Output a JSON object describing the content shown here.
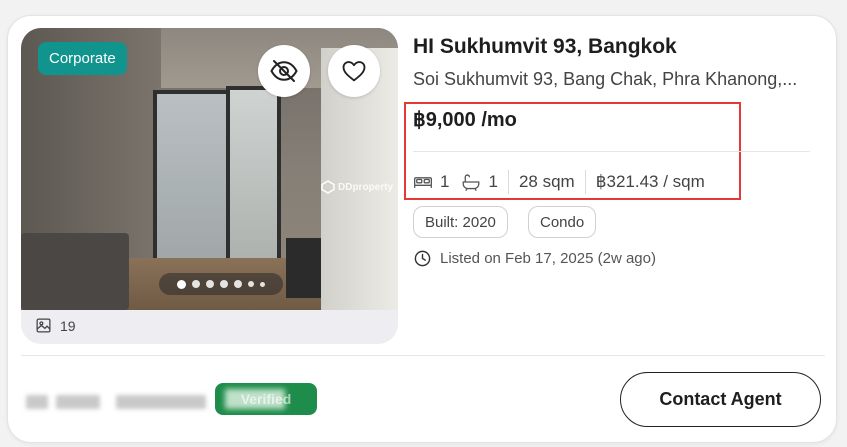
{
  "listing": {
    "badge": "Corporate",
    "title": "HI Sukhumvit 93, Bangkok",
    "address": "Soi Sukhumvit 93, Bang Chak, Phra Khanong,...",
    "price": "฿9,000 /mo",
    "bedrooms": "1",
    "bathrooms": "1",
    "area": "28 sqm",
    "price_per_sqm": "฿321.43 / sqm",
    "tags": [
      "Built: 2020",
      "Condo"
    ],
    "listed": "Listed on Feb 17, 2025 (2w ago)"
  },
  "gallery": {
    "photo_count": "19",
    "dot_count": 7,
    "active_dot": 0,
    "watermark": "DDproperty"
  },
  "agent": {
    "verified_label": "Verified"
  },
  "actions": {
    "contact_label": "Contact Agent"
  },
  "colors": {
    "corporate_badge": "#11938e",
    "verified_badge": "#1e8c4a",
    "highlight_box": "#e53935"
  },
  "icons": [
    "eye-off-icon",
    "heart-icon",
    "photo-gallery-icon",
    "bed-icon",
    "bath-icon",
    "clock-icon",
    "ddproperty-logo-icon"
  ]
}
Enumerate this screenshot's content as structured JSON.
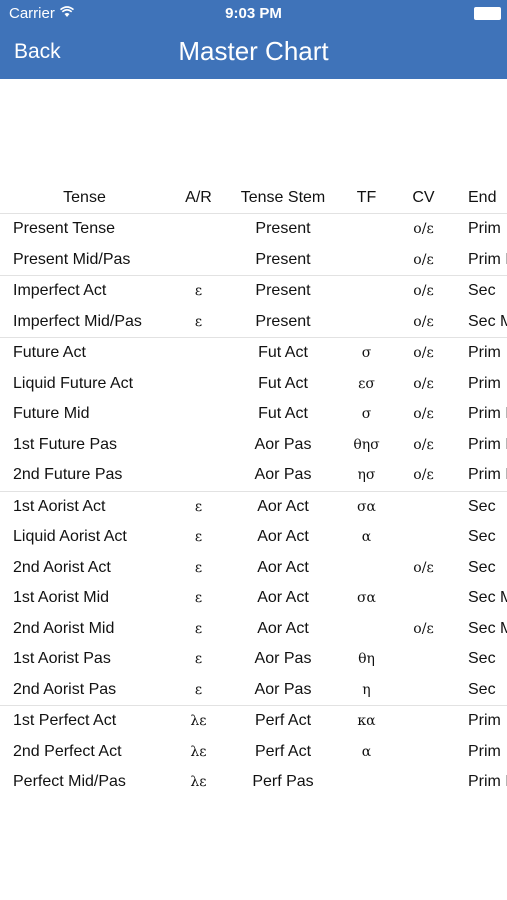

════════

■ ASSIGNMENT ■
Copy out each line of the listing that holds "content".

■ ANSWER BOX ■
Output a JSON object describing the content shown here.
Enumerate this screenshot's content as structured JSON.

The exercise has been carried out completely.